--- SOURCE MATERIAL ---

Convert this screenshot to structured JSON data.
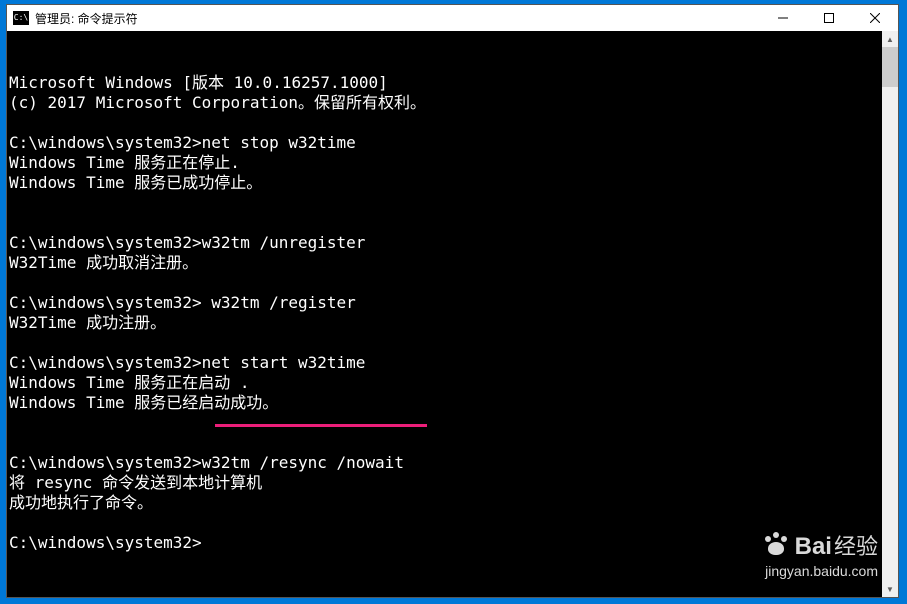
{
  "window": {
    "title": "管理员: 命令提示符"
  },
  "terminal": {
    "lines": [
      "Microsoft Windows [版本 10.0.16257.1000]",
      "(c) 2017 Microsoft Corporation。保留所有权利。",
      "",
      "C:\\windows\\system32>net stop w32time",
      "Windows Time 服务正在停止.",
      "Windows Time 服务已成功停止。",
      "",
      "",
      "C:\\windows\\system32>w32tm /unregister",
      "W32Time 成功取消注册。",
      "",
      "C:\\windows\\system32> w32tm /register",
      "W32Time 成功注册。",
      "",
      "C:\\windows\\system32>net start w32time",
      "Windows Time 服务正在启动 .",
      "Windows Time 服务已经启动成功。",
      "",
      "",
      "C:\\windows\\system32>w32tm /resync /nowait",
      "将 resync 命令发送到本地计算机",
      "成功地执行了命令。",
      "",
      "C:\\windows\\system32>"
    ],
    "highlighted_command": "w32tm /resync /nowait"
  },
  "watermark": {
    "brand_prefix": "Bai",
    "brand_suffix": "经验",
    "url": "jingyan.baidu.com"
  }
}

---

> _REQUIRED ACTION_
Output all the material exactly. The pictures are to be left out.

> _ANSWER BOX_
Convert this screenshot to structured JSON data.
{
  "window": {
    "title": "管理员: 命令提示符"
  },
  "terminal": {
    "lines": [
      "Microsoft Windows [版本 10.0.16257.1000]",
      "(c) 2017 Microsoft Corporation。保留所有权利。",
      "",
      "C:\\windows\\system32>net stop w32time",
      "Windows Time 服务正在停止.",
      "Windows Time 服务已成功停止。",
      "",
      "",
      "C:\\windows\\system32>w32tm /unregister",
      "W32Time 成功取消注册。",
      "",
      "C:\\windows\\system32> w32tm /register",
      "W32Time 成功注册。",
      "",
      "C:\\windows\\system32>net start w32time",
      "Windows Time 服务正在启动 .",
      "Windows Time 服务已经启动成功。",
      "",
      "",
      "C:\\windows\\system32>w32tm /resync /nowait",
      "将 resync 命令发送到本地计算机",
      "成功地执行了命令。",
      "",
      "C:\\windows\\system32>"
    ],
    "highlighted_command": "w32tm /resync /nowait"
  },
  "watermark": {
    "brand_prefix": "Bai",
    "brand_suffix": "经验",
    "url": "jingyan.baidu.com"
  }
}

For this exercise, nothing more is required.